Tag Archives: Winton
Percy F. Megargel and David F. Fassett, a skilled mechanic from the Reo Factory, can be seen above right in the Reo Mountaineer, after driving from New York City to Portland, Oregon and return. The trip started in the summer of 1905, and the pair arrived back in New York on June 9, 1906, after having traveled close to 12,000 miles.
Two years earlier, there had been three notable transcons: Jackson and Crocker in the Winton, Whitman and Hammond in the Oldsmobile, and Fetch and Krarup in the Packard, all going from west to east.
The Automobile, August 17, 1905, issue tells us the reason for the journey: “Mr. Megargel will make the trip in the interest of the American Motor League, of which association he is a member, the main purpose being to gather reliable data with regard to the condition of the roads, the grades to be encountered, streams to be forded, distances from place to place, available stopping places and gasoline supply houses.”
The top photo is from the Detroit Publishing Company, courtesy of Shorpy.
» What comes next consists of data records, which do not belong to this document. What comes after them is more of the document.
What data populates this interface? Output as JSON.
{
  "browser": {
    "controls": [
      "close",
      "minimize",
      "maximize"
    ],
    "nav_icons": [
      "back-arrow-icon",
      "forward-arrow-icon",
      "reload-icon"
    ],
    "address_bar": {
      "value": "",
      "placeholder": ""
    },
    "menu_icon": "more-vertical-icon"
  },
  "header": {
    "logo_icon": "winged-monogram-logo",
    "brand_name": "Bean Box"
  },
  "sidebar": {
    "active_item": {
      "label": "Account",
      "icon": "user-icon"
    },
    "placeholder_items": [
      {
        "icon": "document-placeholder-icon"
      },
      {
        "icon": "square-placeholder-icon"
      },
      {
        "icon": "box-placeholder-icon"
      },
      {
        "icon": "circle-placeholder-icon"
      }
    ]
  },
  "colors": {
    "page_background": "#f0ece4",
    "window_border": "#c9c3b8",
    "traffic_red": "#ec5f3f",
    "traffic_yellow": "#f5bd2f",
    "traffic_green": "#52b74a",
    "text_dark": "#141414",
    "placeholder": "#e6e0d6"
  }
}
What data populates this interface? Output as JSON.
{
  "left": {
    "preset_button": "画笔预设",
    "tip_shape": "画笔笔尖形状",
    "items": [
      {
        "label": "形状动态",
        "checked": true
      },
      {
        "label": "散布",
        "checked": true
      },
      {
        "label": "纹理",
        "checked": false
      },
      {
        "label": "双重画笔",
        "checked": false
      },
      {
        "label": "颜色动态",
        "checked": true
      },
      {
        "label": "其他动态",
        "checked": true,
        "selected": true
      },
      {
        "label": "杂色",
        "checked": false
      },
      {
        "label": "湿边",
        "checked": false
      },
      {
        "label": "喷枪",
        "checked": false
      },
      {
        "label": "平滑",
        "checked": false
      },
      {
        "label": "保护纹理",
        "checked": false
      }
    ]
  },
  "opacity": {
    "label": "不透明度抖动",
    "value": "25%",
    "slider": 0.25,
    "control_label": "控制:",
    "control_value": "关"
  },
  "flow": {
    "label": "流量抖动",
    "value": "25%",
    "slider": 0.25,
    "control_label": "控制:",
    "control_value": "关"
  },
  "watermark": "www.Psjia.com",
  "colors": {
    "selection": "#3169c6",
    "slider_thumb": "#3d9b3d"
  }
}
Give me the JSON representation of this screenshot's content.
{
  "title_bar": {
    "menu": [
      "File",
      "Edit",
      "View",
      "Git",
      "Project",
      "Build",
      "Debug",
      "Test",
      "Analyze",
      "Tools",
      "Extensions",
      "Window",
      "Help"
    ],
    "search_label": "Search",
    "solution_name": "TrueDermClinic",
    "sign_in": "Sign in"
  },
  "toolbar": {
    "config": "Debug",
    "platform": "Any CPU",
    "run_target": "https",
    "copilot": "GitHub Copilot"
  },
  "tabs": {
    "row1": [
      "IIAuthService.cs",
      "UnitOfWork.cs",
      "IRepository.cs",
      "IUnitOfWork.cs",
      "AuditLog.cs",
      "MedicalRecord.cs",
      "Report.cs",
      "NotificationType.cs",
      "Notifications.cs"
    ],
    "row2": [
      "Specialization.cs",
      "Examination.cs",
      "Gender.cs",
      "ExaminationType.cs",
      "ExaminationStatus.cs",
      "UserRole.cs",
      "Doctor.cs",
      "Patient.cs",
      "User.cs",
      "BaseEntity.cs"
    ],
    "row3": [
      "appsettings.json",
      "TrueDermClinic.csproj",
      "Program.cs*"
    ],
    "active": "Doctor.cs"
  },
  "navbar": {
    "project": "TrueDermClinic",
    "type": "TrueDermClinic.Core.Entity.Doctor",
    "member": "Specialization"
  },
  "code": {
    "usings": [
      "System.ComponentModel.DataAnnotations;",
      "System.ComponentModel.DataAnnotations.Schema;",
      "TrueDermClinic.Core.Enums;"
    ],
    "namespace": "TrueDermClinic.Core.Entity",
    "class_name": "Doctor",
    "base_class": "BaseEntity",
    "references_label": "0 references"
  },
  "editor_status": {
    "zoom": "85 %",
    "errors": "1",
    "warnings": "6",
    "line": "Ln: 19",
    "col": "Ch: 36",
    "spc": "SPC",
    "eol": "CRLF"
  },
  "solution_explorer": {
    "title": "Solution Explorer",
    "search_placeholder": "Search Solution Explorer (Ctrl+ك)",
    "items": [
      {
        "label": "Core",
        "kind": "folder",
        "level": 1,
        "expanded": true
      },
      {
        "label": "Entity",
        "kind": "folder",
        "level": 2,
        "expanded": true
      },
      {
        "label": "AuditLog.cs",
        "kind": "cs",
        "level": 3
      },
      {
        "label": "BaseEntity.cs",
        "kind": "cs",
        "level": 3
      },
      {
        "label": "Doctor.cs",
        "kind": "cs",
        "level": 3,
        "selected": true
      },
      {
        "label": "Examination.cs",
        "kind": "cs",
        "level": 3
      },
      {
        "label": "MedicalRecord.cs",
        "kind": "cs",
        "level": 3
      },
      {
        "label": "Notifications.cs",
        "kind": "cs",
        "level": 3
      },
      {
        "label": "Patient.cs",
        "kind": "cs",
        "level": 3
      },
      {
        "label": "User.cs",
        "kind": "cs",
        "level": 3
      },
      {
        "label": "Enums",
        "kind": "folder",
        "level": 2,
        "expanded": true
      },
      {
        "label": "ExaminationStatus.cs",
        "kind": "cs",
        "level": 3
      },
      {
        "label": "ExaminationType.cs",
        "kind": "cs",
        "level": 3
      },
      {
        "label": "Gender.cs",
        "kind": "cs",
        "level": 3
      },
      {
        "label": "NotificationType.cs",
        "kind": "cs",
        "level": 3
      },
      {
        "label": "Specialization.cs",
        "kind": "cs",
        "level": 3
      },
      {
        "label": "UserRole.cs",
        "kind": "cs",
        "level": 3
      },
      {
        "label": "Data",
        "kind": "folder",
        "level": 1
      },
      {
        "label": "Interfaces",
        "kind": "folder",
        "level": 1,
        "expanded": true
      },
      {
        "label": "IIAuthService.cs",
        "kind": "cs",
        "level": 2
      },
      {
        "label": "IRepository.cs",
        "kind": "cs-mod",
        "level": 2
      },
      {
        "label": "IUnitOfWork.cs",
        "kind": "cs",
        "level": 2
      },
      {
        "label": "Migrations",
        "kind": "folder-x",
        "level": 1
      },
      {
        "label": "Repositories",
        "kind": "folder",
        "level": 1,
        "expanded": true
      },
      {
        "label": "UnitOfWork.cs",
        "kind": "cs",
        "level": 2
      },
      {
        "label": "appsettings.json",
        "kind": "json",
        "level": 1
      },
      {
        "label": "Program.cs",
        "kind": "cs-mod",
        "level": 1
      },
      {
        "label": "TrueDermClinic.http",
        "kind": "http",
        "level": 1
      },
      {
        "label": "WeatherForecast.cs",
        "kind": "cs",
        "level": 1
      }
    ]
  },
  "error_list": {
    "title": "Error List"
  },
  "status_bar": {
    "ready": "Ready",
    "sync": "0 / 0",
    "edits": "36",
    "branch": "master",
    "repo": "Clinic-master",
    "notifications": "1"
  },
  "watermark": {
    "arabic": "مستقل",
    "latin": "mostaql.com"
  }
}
The photo below, from The Horseless Age August 8, 1905 issue, shows Megargel, the Mountaineer and Fassett before leaving New York City in 1905. Full details of the trip can be found in The Automobile June 14, 1906 issue in the center above.
S. B. Stevens stabled his fleet behind his very impressive house in this garage in Rome, NY, were he lived, which is about an hour west of Albany, NY. Stevens appears to have been part of the J.P. Stevens & Co., a large textile firm founded in 1813, that is still operation today.
Stevens could afford the best and at the time and that was a Mercedes-Simplex 60 h.p., one of which with its oval lamps is what you see parked on the far left of the garage. Just to the left of it is a beautiful quarter-sawn oak oil-dispenser with a smaller portable unit on top of it. The walls and ceiling are covered in wainscoting with a high gloss finish and decorated with period lithographs. The windows have the shades drawn, possibly to protect the cars varnished finishes from sun light or to keep excess light from spoiling the photograph.
The second car from the left in this impressive garage is a 1904 or earlier Winton. The car in the middle is an unknown and is likely to be older the its mates to the left. The last two cars on the right, the first being a touring car and the second a roadster have the appearance of being early steamers.
The garage is also equipped with a hanging lighting fixture in the center of the ceiling and off on the far right, next to the wall can be seen a cast iron radiator, which tells us that it was heated by central heat and was a well equipped and modern garage at the time.
We will show you two more photos of the very impressive house and garage soon, along with the Mercedes, the chauffeur, the footman and also S. B. Stevens posing out in front of the house. We will also include more infor-mation about the 60 h.p. Mercedes, the general design of which, was copied and imitated by most all automobile makers at the time.
The Mercedes was one of the hottest things on wheels then and a S. B. Stevens was an early racer. He is seen just below in the number 28, 60 h.p. Mercedes, racing Sardoni on the beach at Ormond-Daytona in the 1905 Speed meet. Stevens was quite involved with early racing and also had profession drivers race his car for him later on.
If any of our readers can help, we would like to know the following; The makers of the car in the middle of the garage along with the two on the right. Photo above courtesy of Edward Fiore. Photo below from Auto Topics, April 1905 issue.
This great very early photo shows Barney Oldfield and possibly his wife Beatrice posing in what is believed to have been his first Peerless racing car. Barney started driving for Peerless in 1903 and the first event that we were able to find him recorded as driving one, was a race meet in September at Grosse Point, MI., where he won a 5 mile race and finished second in a 15 mile race.
This car that Oldfield is posing in, appears to be very similar to the Peerless that Charles Wridgeway is seen in during 1903 at the New York, Empire City track in just below. The Wridgeway car is stripped of its hood at that meet, but appears to have the very same shape on the wooden dash board, along with sharing many of the other details as the car Oldfield is in. There is a possibility that this is a promotional photo taken, when Oldfield started driving the Green Dragons for Peerless late in 1903. Oldfield was also driving for both Winton ( he quit on April 12) and Ford earlier in 1903.
This photo above comes to us courtesy of Mike Schultz who found it over forty years ago with other Peerless and White steamer photos, one of which had a connection to Atlantic City, NJ. The photo below is from the Peter Helck Collection, courtesy of Racemaker Press.